Players in the banking industry have said they respect the decision of the regulator of the industry to increase the minimum capital requirement of commercial banks to GHC400 million.
This is more than 200 percent increment from GH¢120million to GH¢400million with a December, 2018 deadline.
But, they are of the view that management of the various banks must now make a case to shareholders on why they need more capital for their operations.
“Shareholders, not regulatory or policy instruments, will determine whether the banking industry will see mergers and acquisitions,” Mr. Alhassan Andani, President of the Ghana Association of Bankers (GAB), has said.
“The Central Bank certainly knows the kind of risk spread of the industry and how capital should be allocated. We need to go back and re-tweak our business cases and for those of us who have been in business for a long time will look at our past performances and see how to justify to our shareholders what we will do with the higher capital,” he said.
“The issue is that if they raise the bar and you cannot meet it, you can reach out to each other but it cannot be legislated or driven by regulatory instruments. It is the shareholders who must determine whether they have the capacity or not.
Then they [shareholders] can reach out to another bank that has a similar profile and risk appetite as they have then they can start a conversation. But that is entirely a shareholder conversation. The BoG announcement is only an indication to the market but mergers and acquisitions cannot be directed by regulation,” he said in an interview.
The BoG had earlier said that, it expects that all commercial banks will be able to meet the new minimum capital requirement of GH¢400 million by the December 2018 deadline.
The central bank said it was ready to have discussions with the banks if they decided to engage in mergers or acquisitions to enable them to meet the new minimum capital.
Answering questions before the Public Accounts Committee (PAC) in Accra on Tuesday, the First Deputy Governor of the BoG, Dr Maxwell Opoku-Afari, said the central bank would not, however, entertain any disorderly consolidations.
He was at the PAC with other officials of the BoG to answer questions on the operations of the central bank as captured in the Auditor General’s Report.
The Chairman of the PAC, Mr James Avedzi, wanted to know whether the BoG expected mergers, acquisitions or collapses in the banking industry, following the recent announcement to increase the minimum capital requirements for universal banks.
In response, Dr Opoku-Afari said: “Our expectation is that businesses that have been licensed to operate as banks will meet this minimum capital requirement to be able to position themselves to support the economic activities, the growth and the transformation agenda.
“If by doing that they see it as appropriate to talk among themselves to come up with measures for acquisition, that is also part of the process. What the BoG does not want is disorderly consolidations.”

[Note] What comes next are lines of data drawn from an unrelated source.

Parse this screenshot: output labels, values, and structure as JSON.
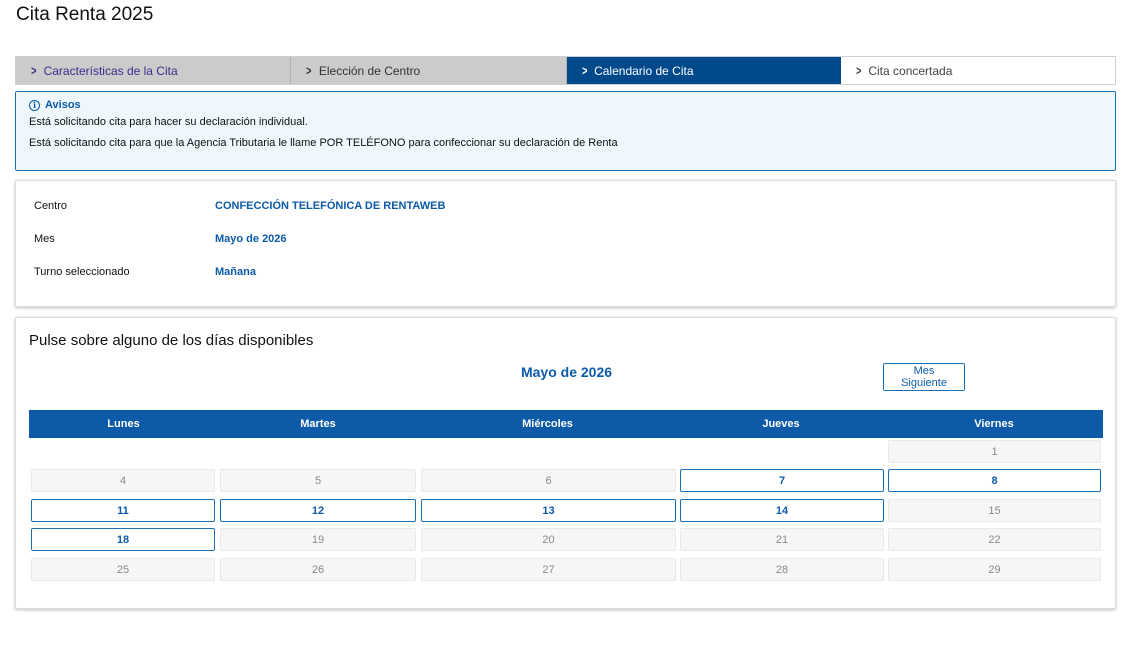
{
  "page_title": "Cita Renta 2025",
  "steps": [
    {
      "label": "Características de la Cita",
      "state": "done"
    },
    {
      "label": "Elección de Centro",
      "state": "done"
    },
    {
      "label": "Calendario de Cita",
      "state": "current"
    },
    {
      "label": "Cita concertada",
      "state": "pending"
    }
  ],
  "avisos": {
    "title": "Avisos",
    "lines": [
      "Está solicitando cita para hacer su declaración individual.",
      "Está solicitando cita para que la Agencia Tributaria le llame POR TELÉFONO para confeccionar su declaración de Renta"
    ]
  },
  "details": {
    "centro_label": "Centro",
    "centro_value": "CONFECCIÓN TELEFÓNICA DE RENTAWEB",
    "mes_label": "Mes",
    "mes_value": "Mayo de 2026",
    "turno_label": "Turno seleccionado",
    "turno_value": "Mañana"
  },
  "calendar": {
    "instruction": "Pulse sobre alguno de los días disponibles",
    "month_title": "Mayo de 2026",
    "next_button": "Mes Siguiente",
    "weekdays": [
      "Lunes",
      "Martes",
      "Miércoles",
      "Jueves",
      "Viernes"
    ],
    "weeks": [
      [
        null,
        null,
        null,
        null,
        {
          "day": "1",
          "available": false
        }
      ],
      [
        {
          "day": "4",
          "available": false
        },
        {
          "day": "5",
          "available": false
        },
        {
          "day": "6",
          "available": false
        },
        {
          "day": "7",
          "available": true
        },
        {
          "day": "8",
          "available": true
        }
      ],
      [
        {
          "day": "11",
          "available": true
        },
        {
          "day": "12",
          "available": true
        },
        {
          "day": "13",
          "available": true
        },
        {
          "day": "14",
          "available": true
        },
        {
          "day": "15",
          "available": false
        }
      ],
      [
        {
          "day": "18",
          "available": true
        },
        {
          "day": "19",
          "available": false
        },
        {
          "day": "20",
          "available": false
        },
        {
          "day": "21",
          "available": false
        },
        {
          "day": "22",
          "available": false
        }
      ],
      [
        {
          "day": "25",
          "available": false
        },
        {
          "day": "26",
          "available": false
        },
        {
          "day": "27",
          "available": false
        },
        {
          "day": "28",
          "available": false
        },
        {
          "day": "29",
          "available": false
        }
      ]
    ]
  },
  "colors": {
    "primary_blue": "#0c5aa8",
    "current_step_bg": "#004a8c",
    "done_step_bg": "#cbcbcb",
    "avisos_bg": "#eef7fb"
  }
}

He added that, “If the banks among themselves begin to talk and see that as the best way for them to meet the capitalisation, we are ready to have that discussion.
Prior to the recapitalisation decision, several financial analysts have opined that the economy has too many banks and need to trim the number, which currently stands at 34, to less than 20 with higher capitalisation which will lead to bigger banks that can support aggressive economic growth.
The Finance Minister, Mr. Ken Ofori-Atta a couple of weeks ago, noted that the economy needs five strong and well capitalised local banks so that the banking system will be well represented.
“Without a robust financial system, certainly, the issues of industrialisation and Ghana as a hub when it comes to finance become problematic, and our challenge then is: how do we manage the high number of banks that we have so that we can become the magnet we want to become?” Mr. Ofori-Atta asked.
“Lending rates should be in single digit and this will allow the private sector to come to you to borrow and that seems to me to be a challenge as we look at the number of banks and what we have to do to strengthen them,” he added
The decision to increase the minimum capital requirement for commercial banks was taken after engagement with players in the banking industry.
The implication is that any bank that fails to meet the new capital requirement by December 2018 will lose its licence to operate.
Dr Opoku-Afari explained that the new bank capitalisation from GH¢120 million to GH¢400 million was part of measures to support the economic vision and transformation agenda of the country.
“One of the reforms is to ensure that banks are adequately capitalised so that they will be able to support their activities in line with the exposures of the banks, the degree of sophistication and the degree of risk they are exposed to,” he said.
Dr Opoku-Afari said the central bank carried out due diligence on banks before granting them the licence to operate, adding that the banking sector regulator offered licence to only companies that had strategic activities and goals.
He indicated that the central bank, as a last resort, was strengthening its supervisory capacity and introducing monitoring requirements to ensure that only qualified financial institutions were given the licence to operate.
“We are enforcing prudential requirements to ensure that institutions licensed to undertake a specific business go by the specific business in the interest of the public,” he said.
Source: Adnan Adams Mohammed